It is accepted that the most important factor leading to local recurrence after BCT and adjuvant radiotherapy, and the only factor under surgical control, is the presence of involved margins, and that these require re-excision (6). The controversy over the width of free margin required to avoid re-excision has been caused by conflicting results from the literature. This has probably arisen from a wide variation in patient characteristics, selection criteria leading to BCT over mastectomy, inclusion of patients undergoing diagnostic excisions, surgical technique, the use of radiotherapy including the use of radiotherapy boosts and differences in radiological and pathological evaluation. For this reason, it is wise for every hospital breast surgery department to evaluate their individual rates of residual disease from wider excisions and local recurrence rates.
We have shown a statistical association between tumour size and close margins. One study found associations between positive margins and a variety of factors, but interestingly, only tumour size was found to uphold a significant association after multivariate analysis (19). A proportion of operations in this study were diagnostic excisions as opposed to wide local clearances.
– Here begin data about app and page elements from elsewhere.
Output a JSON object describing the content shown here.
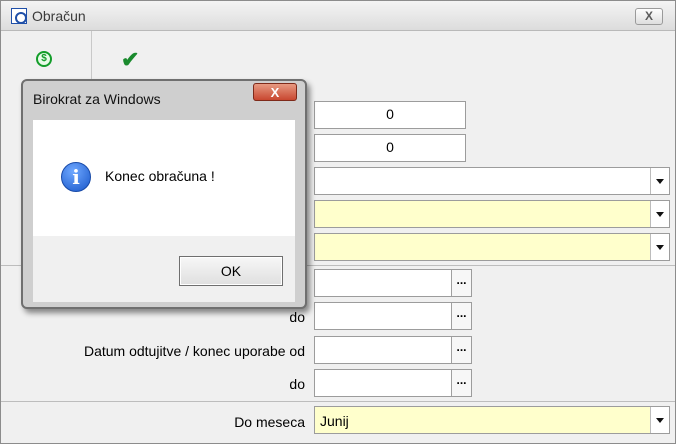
{
  "window": {
    "title": "Obračun",
    "close_label": "X"
  },
  "toolbar": {
    "dollar_icon": "$",
    "check_icon": "✔"
  },
  "form": {
    "num1": "0",
    "num2": "0",
    "label_do": "do",
    "label_date_alienation": "Datum odtujitve / konec uporabe od",
    "label_do2": "do",
    "label_month": "Do meseca",
    "month_value": "Junij",
    "dots": "..."
  },
  "dialog": {
    "title": "Birokrat za Windows",
    "close_label": "X",
    "message": "Konec obračuna !",
    "ok_label": "OK",
    "info_icon_char": "i"
  }
}
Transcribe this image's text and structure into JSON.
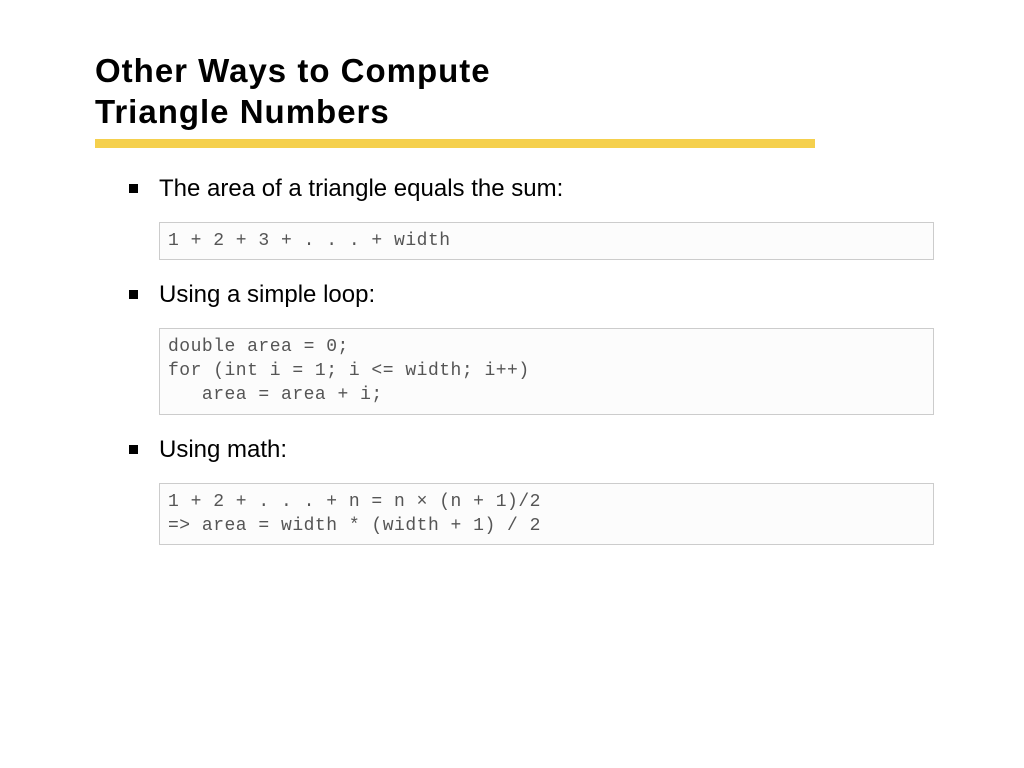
{
  "title_line1": "Other Ways to Compute",
  "title_line2": "Triangle Numbers",
  "bullets": [
    {
      "text": "The area of a triangle equals the sum:",
      "code": "1 + 2 + 3 + . . . + width"
    },
    {
      "text": "Using a simple loop:",
      "code": "double area = 0;\nfor (int i = 1; i <= width; i++)\n   area = area + i;"
    },
    {
      "text": "Using math:",
      "code": "1 + 2 + . . . + n = n × (n + 1)/2\n=> area = width * (width + 1) / 2"
    }
  ]
}
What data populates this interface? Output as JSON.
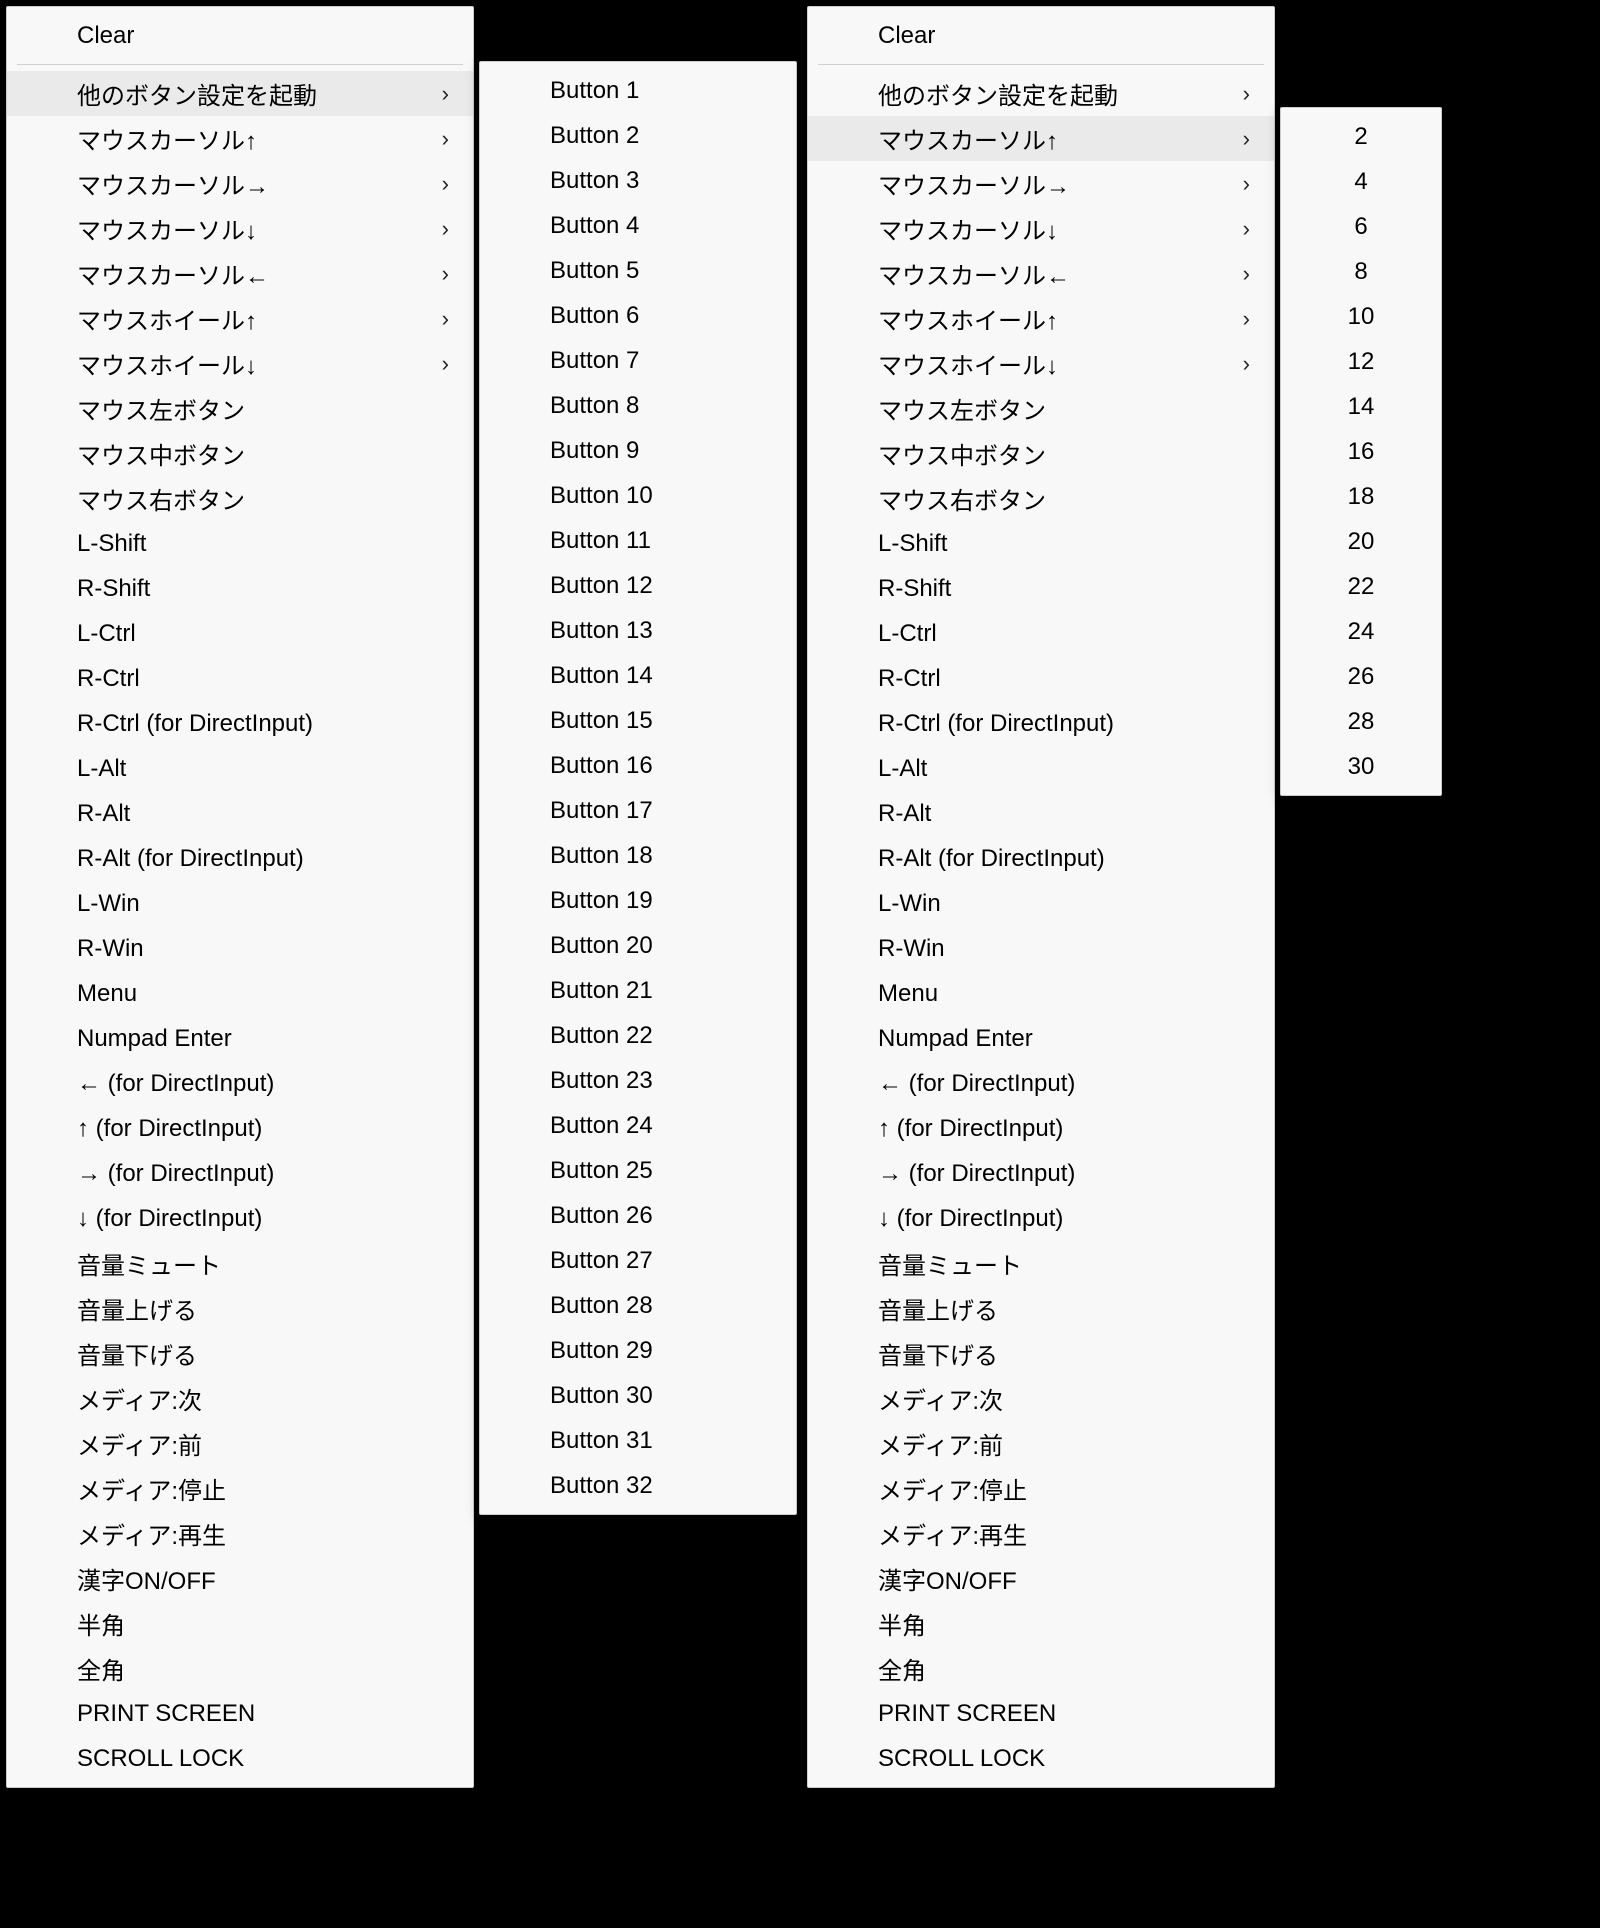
{
  "left": {
    "main": [
      {
        "label": "Clear",
        "arrow": false,
        "sep_after": true,
        "hi": false
      },
      {
        "label": "他のボタン設定を起動",
        "arrow": true,
        "sep_after": false,
        "hi": true
      },
      {
        "label": "マウスカーソル↑",
        "arrow": true,
        "sep_after": false,
        "hi": false
      },
      {
        "label": "マウスカーソル→",
        "arrow": true,
        "sep_after": false,
        "hi": false
      },
      {
        "label": "マウスカーソル↓",
        "arrow": true,
        "sep_after": false,
        "hi": false
      },
      {
        "label": "マウスカーソル←",
        "arrow": true,
        "sep_after": false,
        "hi": false
      },
      {
        "label": "マウスホイール↑",
        "arrow": true,
        "sep_after": false,
        "hi": false
      },
      {
        "label": "マウスホイール↓",
        "arrow": true,
        "sep_after": false,
        "hi": false
      },
      {
        "label": "マウス左ボタン",
        "arrow": false,
        "sep_after": false,
        "hi": false
      },
      {
        "label": "マウス中ボタン",
        "arrow": false,
        "sep_after": false,
        "hi": false
      },
      {
        "label": "マウス右ボタン",
        "arrow": false,
        "sep_after": false,
        "hi": false
      },
      {
        "label": "L-Shift",
        "arrow": false,
        "sep_after": false,
        "hi": false
      },
      {
        "label": "R-Shift",
        "arrow": false,
        "sep_after": false,
        "hi": false
      },
      {
        "label": "L-Ctrl",
        "arrow": false,
        "sep_after": false,
        "hi": false
      },
      {
        "label": "R-Ctrl",
        "arrow": false,
        "sep_after": false,
        "hi": false
      },
      {
        "label": "R-Ctrl (for DirectInput)",
        "arrow": false,
        "sep_after": false,
        "hi": false
      },
      {
        "label": "L-Alt",
        "arrow": false,
        "sep_after": false,
        "hi": false
      },
      {
        "label": "R-Alt",
        "arrow": false,
        "sep_after": false,
        "hi": false
      },
      {
        "label": "R-Alt (for DirectInput)",
        "arrow": false,
        "sep_after": false,
        "hi": false
      },
      {
        "label": "L-Win",
        "arrow": false,
        "sep_after": false,
        "hi": false
      },
      {
        "label": "R-Win",
        "arrow": false,
        "sep_after": false,
        "hi": false
      },
      {
        "label": "Menu",
        "arrow": false,
        "sep_after": false,
        "hi": false
      },
      {
        "label": "Numpad Enter",
        "arrow": false,
        "sep_after": false,
        "hi": false
      },
      {
        "label": "← (for DirectInput)",
        "arrow": false,
        "sep_after": false,
        "hi": false
      },
      {
        "label": "↑ (for DirectInput)",
        "arrow": false,
        "sep_after": false,
        "hi": false
      },
      {
        "label": "→ (for DirectInput)",
        "arrow": false,
        "sep_after": false,
        "hi": false
      },
      {
        "label": "↓ (for DirectInput)",
        "arrow": false,
        "sep_after": false,
        "hi": false
      },
      {
        "label": "音量ミュート",
        "arrow": false,
        "sep_after": false,
        "hi": false
      },
      {
        "label": "音量上げる",
        "arrow": false,
        "sep_after": false,
        "hi": false
      },
      {
        "label": "音量下げる",
        "arrow": false,
        "sep_after": false,
        "hi": false
      },
      {
        "label": "メディア:次",
        "arrow": false,
        "sep_after": false,
        "hi": false
      },
      {
        "label": "メディア:前",
        "arrow": false,
        "sep_after": false,
        "hi": false
      },
      {
        "label": "メディア:停止",
        "arrow": false,
        "sep_after": false,
        "hi": false
      },
      {
        "label": "メディア:再生",
        "arrow": false,
        "sep_after": false,
        "hi": false
      },
      {
        "label": "漢字ON/OFF",
        "arrow": false,
        "sep_after": false,
        "hi": false
      },
      {
        "label": "半角",
        "arrow": false,
        "sep_after": false,
        "hi": false
      },
      {
        "label": "全角",
        "arrow": false,
        "sep_after": false,
        "hi": false
      },
      {
        "label": "PRINT SCREEN",
        "arrow": false,
        "sep_after": false,
        "hi": false
      },
      {
        "label": "SCROLL LOCK",
        "arrow": false,
        "sep_after": false,
        "hi": false
      }
    ],
    "sub": [
      "Button 1",
      "Button 2",
      "Button 3",
      "Button 4",
      "Button 5",
      "Button 6",
      "Button 7",
      "Button 8",
      "Button 9",
      "Button 10",
      "Button 11",
      "Button 12",
      "Button 13",
      "Button 14",
      "Button 15",
      "Button 16",
      "Button 17",
      "Button 18",
      "Button 19",
      "Button 20",
      "Button 21",
      "Button 22",
      "Button 23",
      "Button 24",
      "Button 25",
      "Button 26",
      "Button 27",
      "Button 28",
      "Button 29",
      "Button 30",
      "Button 31",
      "Button 32"
    ]
  },
  "right": {
    "main": [
      {
        "label": "Clear",
        "arrow": false,
        "sep_after": true,
        "hi": false
      },
      {
        "label": "他のボタン設定を起動",
        "arrow": true,
        "sep_after": false,
        "hi": false
      },
      {
        "label": "マウスカーソル↑",
        "arrow": true,
        "sep_after": false,
        "hi": true
      },
      {
        "label": "マウスカーソル→",
        "arrow": true,
        "sep_after": false,
        "hi": false
      },
      {
        "label": "マウスカーソル↓",
        "arrow": true,
        "sep_after": false,
        "hi": false
      },
      {
        "label": "マウスカーソル←",
        "arrow": true,
        "sep_after": false,
        "hi": false
      },
      {
        "label": "マウスホイール↑",
        "arrow": true,
        "sep_after": false,
        "hi": false
      },
      {
        "label": "マウスホイール↓",
        "arrow": true,
        "sep_after": false,
        "hi": false
      },
      {
        "label": "マウス左ボタン",
        "arrow": false,
        "sep_after": false,
        "hi": false
      },
      {
        "label": "マウス中ボタン",
        "arrow": false,
        "sep_after": false,
        "hi": false
      },
      {
        "label": "マウス右ボタン",
        "arrow": false,
        "sep_after": false,
        "hi": false
      },
      {
        "label": "L-Shift",
        "arrow": false,
        "sep_after": false,
        "hi": false
      },
      {
        "label": "R-Shift",
        "arrow": false,
        "sep_after": false,
        "hi": false
      },
      {
        "label": "L-Ctrl",
        "arrow": false,
        "sep_after": false,
        "hi": false
      },
      {
        "label": "R-Ctrl",
        "arrow": false,
        "sep_after": false,
        "hi": false
      },
      {
        "label": "R-Ctrl (for DirectInput)",
        "arrow": false,
        "sep_after": false,
        "hi": false
      },
      {
        "label": "L-Alt",
        "arrow": false,
        "sep_after": false,
        "hi": false
      },
      {
        "label": "R-Alt",
        "arrow": false,
        "sep_after": false,
        "hi": false
      },
      {
        "label": "R-Alt (for DirectInput)",
        "arrow": false,
        "sep_after": false,
        "hi": false
      },
      {
        "label": "L-Win",
        "arrow": false,
        "sep_after": false,
        "hi": false
      },
      {
        "label": "R-Win",
        "arrow": false,
        "sep_after": false,
        "hi": false
      },
      {
        "label": "Menu",
        "arrow": false,
        "sep_after": false,
        "hi": false
      },
      {
        "label": "Numpad Enter",
        "arrow": false,
        "sep_after": false,
        "hi": false
      },
      {
        "label": "← (for DirectInput)",
        "arrow": false,
        "sep_after": false,
        "hi": false
      },
      {
        "label": "↑ (for DirectInput)",
        "arrow": false,
        "sep_after": false,
        "hi": false
      },
      {
        "label": "→ (for DirectInput)",
        "arrow": false,
        "sep_after": false,
        "hi": false
      },
      {
        "label": "↓ (for DirectInput)",
        "arrow": false,
        "sep_after": false,
        "hi": false
      },
      {
        "label": "音量ミュート",
        "arrow": false,
        "sep_after": false,
        "hi": false
      },
      {
        "label": "音量上げる",
        "arrow": false,
        "sep_after": false,
        "hi": false
      },
      {
        "label": "音量下げる",
        "arrow": false,
        "sep_after": false,
        "hi": false
      },
      {
        "label": "メディア:次",
        "arrow": false,
        "sep_after": false,
        "hi": false
      },
      {
        "label": "メディア:前",
        "arrow": false,
        "sep_after": false,
        "hi": false
      },
      {
        "label": "メディア:停止",
        "arrow": false,
        "sep_after": false,
        "hi": false
      },
      {
        "label": "メディア:再生",
        "arrow": false,
        "sep_after": false,
        "hi": false
      },
      {
        "label": "漢字ON/OFF",
        "arrow": false,
        "sep_after": false,
        "hi": false
      },
      {
        "label": "半角",
        "arrow": false,
        "sep_after": false,
        "hi": false
      },
      {
        "label": "全角",
        "arrow": false,
        "sep_after": false,
        "hi": false
      },
      {
        "label": "PRINT SCREEN",
        "arrow": false,
        "sep_after": false,
        "hi": false
      },
      {
        "label": "SCROLL LOCK",
        "arrow": false,
        "sep_after": false,
        "hi": false
      }
    ],
    "sub": [
      "2",
      "4",
      "6",
      "8",
      "10",
      "12",
      "14",
      "16",
      "18",
      "20",
      "22",
      "24",
      "26",
      "28",
      "30"
    ]
  }
}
However, tumour size appears to be consistently associated with close or involved margins after adjusting for confounding factors (6,19,20).
There is also published support for the association between involved lymph nodes and vascular invasion with involved margins (20), consistent with our results. A study conducted similarly to ours (9) showed an association between close margins and pathological tumour size, an extensive intraductal component to the tumour, referral from a symptomatic rather than population-based screening programme and the absence of preoperative diagnosis. We did not assess all of these factors in our study and there is some evidence that an extensive intraductal tumour component is associated with residual disease after adjusting for confounding factors (21). Other factors that may be important are the operating surgeon, tumour multicentricity and palpability, but these were not analysed in our study. In agreement with our results regarding tumour type, there is evidence that lobular cancers are associated with higher rates of margin involvement (22,23).
Preoperative factors such as tumour size and type could be used to counsel patients about the increased risk following BCT of wider excision or mastectomy to obtain clear margins. It is possible that routine cavity shaving, used selectively in patients with large tumours, may prove a useful adjunct to increase the proportion of patients with clear margins.
This study has demonstrated that in patients undergoing BCT, a free margin of 2 mm from invasive tumour is associated with a low risk of residual disease. A free margin of up to 5 mm from DCIS is associated with residual disease in one-third of patients. Large tumour size, as determined preoperatively by ultrasound, and lobular cancer type are associated with close margins and these patients should be counselled at the time of first surgery concerning the higher risk of further excision and mastectomy.
The authors acknowledge Dr T. Salim for informing us of the processes involved in histopathological assessment of the specimens.